• Exercise directions: Pull every line holding the word "value" from the data below and copy it.

************

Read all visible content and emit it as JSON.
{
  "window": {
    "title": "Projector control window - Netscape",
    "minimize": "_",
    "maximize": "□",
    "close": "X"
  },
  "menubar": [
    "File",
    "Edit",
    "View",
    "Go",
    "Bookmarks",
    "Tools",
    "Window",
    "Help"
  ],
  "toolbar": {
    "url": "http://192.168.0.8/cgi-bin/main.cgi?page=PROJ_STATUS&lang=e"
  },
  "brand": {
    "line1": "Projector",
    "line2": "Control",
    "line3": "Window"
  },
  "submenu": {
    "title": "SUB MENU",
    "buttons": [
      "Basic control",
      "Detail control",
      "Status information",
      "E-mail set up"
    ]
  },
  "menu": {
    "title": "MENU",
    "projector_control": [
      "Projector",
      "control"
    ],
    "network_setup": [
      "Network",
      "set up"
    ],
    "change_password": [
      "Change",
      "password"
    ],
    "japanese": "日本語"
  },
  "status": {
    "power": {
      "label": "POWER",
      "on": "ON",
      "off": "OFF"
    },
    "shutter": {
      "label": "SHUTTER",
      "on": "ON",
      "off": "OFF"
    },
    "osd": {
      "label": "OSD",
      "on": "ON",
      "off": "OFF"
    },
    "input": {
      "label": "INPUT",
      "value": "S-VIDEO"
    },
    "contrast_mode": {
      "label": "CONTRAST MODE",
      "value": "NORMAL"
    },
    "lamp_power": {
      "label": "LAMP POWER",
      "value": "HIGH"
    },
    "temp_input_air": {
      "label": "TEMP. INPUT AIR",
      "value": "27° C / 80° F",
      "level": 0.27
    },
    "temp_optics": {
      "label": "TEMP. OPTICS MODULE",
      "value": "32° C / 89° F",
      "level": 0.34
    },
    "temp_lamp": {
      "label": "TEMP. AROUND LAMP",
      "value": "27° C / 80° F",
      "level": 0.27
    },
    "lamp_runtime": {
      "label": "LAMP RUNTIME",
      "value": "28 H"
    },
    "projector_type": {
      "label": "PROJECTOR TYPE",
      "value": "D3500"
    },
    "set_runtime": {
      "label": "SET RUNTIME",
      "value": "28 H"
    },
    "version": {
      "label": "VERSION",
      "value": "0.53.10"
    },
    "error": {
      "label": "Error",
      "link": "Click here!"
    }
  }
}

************

• Answer box:
      "value": "S-VIDEO"
      "value": "NORMAL"
      "value": "HIGH"
      "value": "27° C / 80° F",
      "value": "32° C / 89° F",
      "value": "27° C / 80° F",
      "value": "28 H"
      "value": "D3500"
      "value": "28 H"
      "value": "0.53.10"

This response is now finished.